> Activity
Pick out all lines of the entries that include the word "MacBook" and copy them.

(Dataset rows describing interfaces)
···
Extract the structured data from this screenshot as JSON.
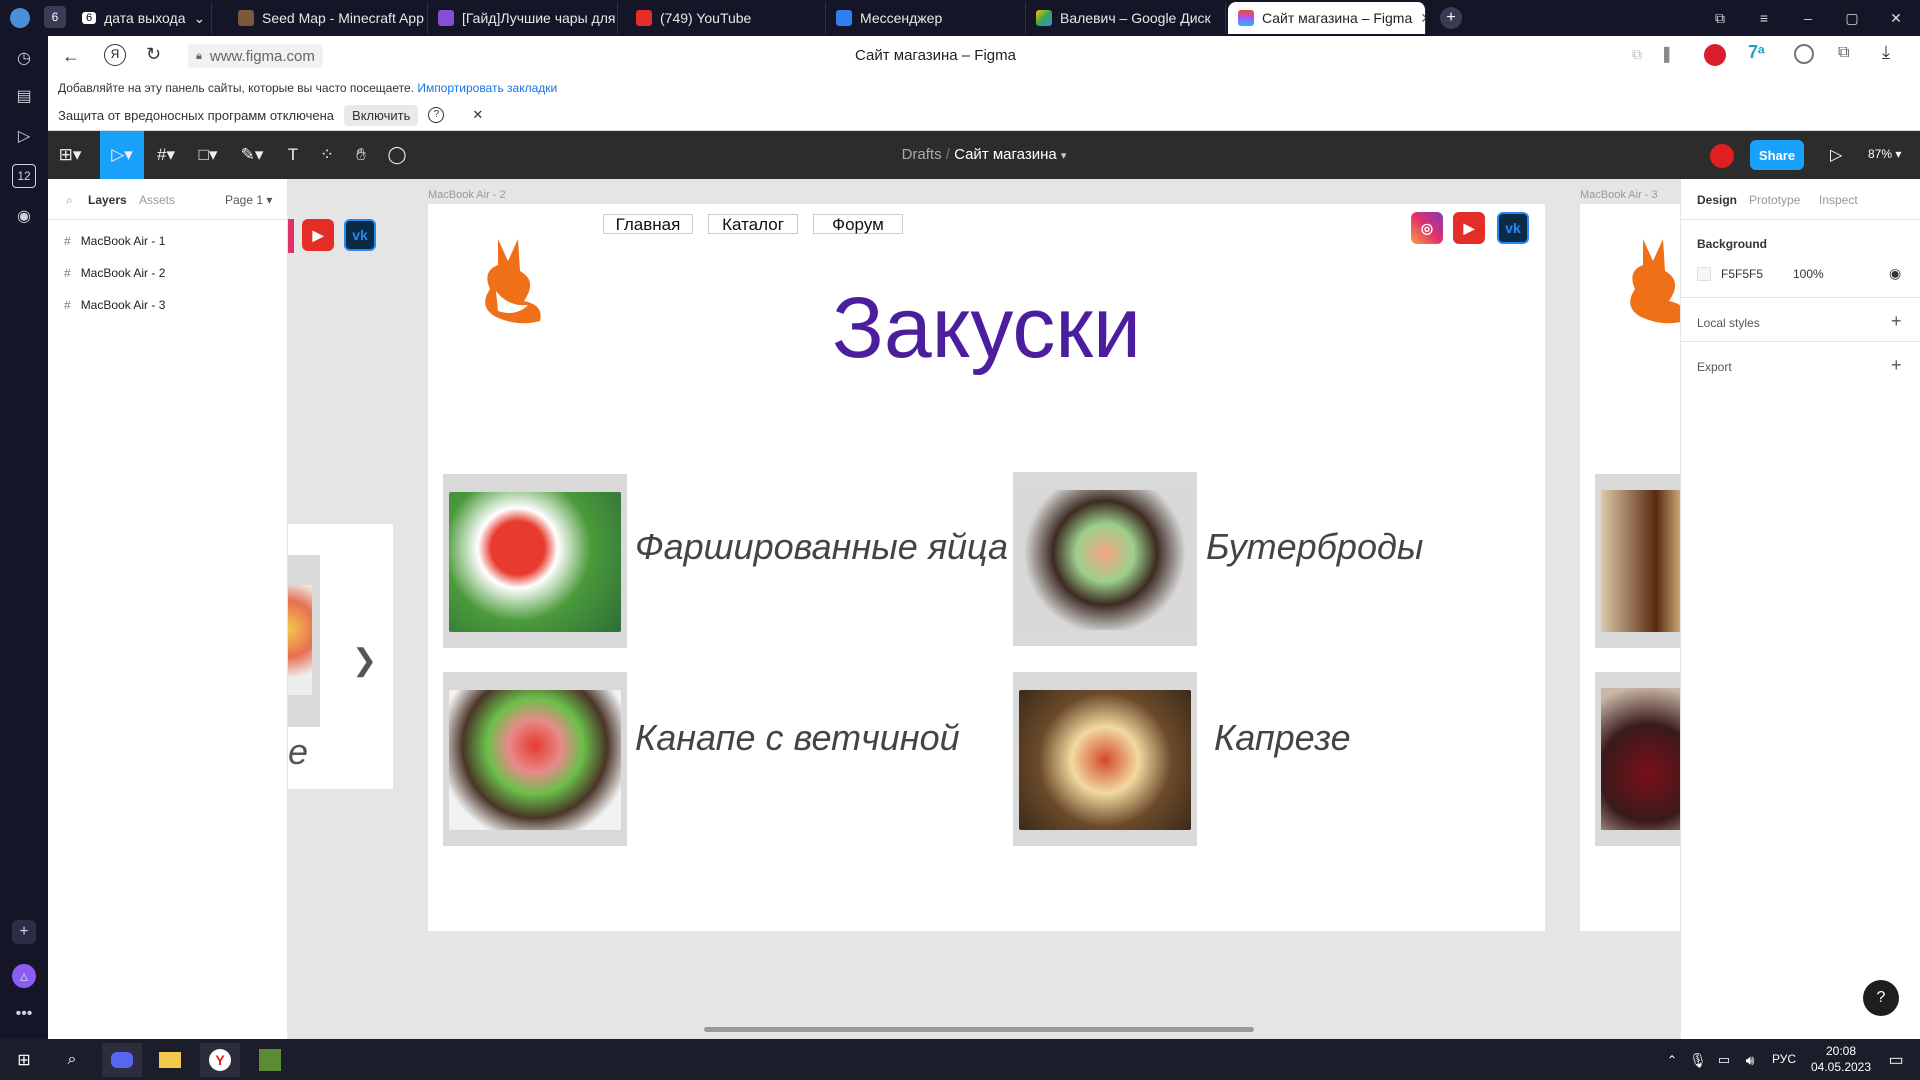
{
  "browser": {
    "tabs": [
      {
        "label": "дата выхода",
        "badge": "6",
        "active": false
      },
      {
        "label": "Seed Map - Minecraft App",
        "active": false
      },
      {
        "label": "[Гайд]Лучшие чары для в...",
        "active": false
      },
      {
        "label": "(749) YouTube",
        "active": false
      },
      {
        "label": "Мессенджер",
        "active": false
      },
      {
        "label": "Валевич – Google Диск",
        "active": false
      },
      {
        "label": "Сайт магазина – Figma",
        "active": true
      }
    ],
    "counter_badge": "6",
    "address": "www.figma.com",
    "page_title": "Сайт магазина – Figma",
    "bookmarks_text": "Добавляйте на эту панель сайты, которые вы часто посещаете.",
    "bookmarks_link": "Импортировать закладки",
    "protection_text": "Защита от вредоносных программ отключена",
    "protection_button": "Включить",
    "sidebar_badge": "12"
  },
  "figma": {
    "breadcrumb_root": "Drafts",
    "file_name": "Сайт магазина",
    "share_label": "Share",
    "zoom": "87%",
    "layers_tab": "Layers",
    "assets_tab": "Assets",
    "page_selector": "Page 1",
    "layers": [
      "MacBook Air - 1",
      "MacBook Air - 2",
      "MacBook Air - 3"
    ],
    "props_tabs": [
      "Design",
      "Prototype",
      "Inspect"
    ],
    "background_label": "Background",
    "bg_hex": "F5F5F5",
    "bg_opacity": "100%",
    "local_styles": "Local styles",
    "export": "Export",
    "help": "?"
  },
  "frames": {
    "label_2": "MacBook Air - 2",
    "label_3": "MacBook Air - 3",
    "nav": [
      "Главная",
      "Каталог",
      "Форум"
    ],
    "heading": "Закуски",
    "heading_color": "#4b1e9e",
    "items": [
      {
        "name": "Фаршированные яйца"
      },
      {
        "name": "Бутерброды"
      },
      {
        "name": "Канапе с ветчиной"
      },
      {
        "name": "Капрезе"
      }
    ],
    "left_partial_text": "е"
  },
  "taskbar": {
    "lang": "РУС",
    "time": "20:08",
    "date": "04.05.2023"
  }
}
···
> Exercise response
      "MacBook Air - 1",
      "MacBook Air - 2",
      "MacBook Air - 3"
    "label_2": "MacBook Air - 2",
    "label_3": "MacBook Air - 3",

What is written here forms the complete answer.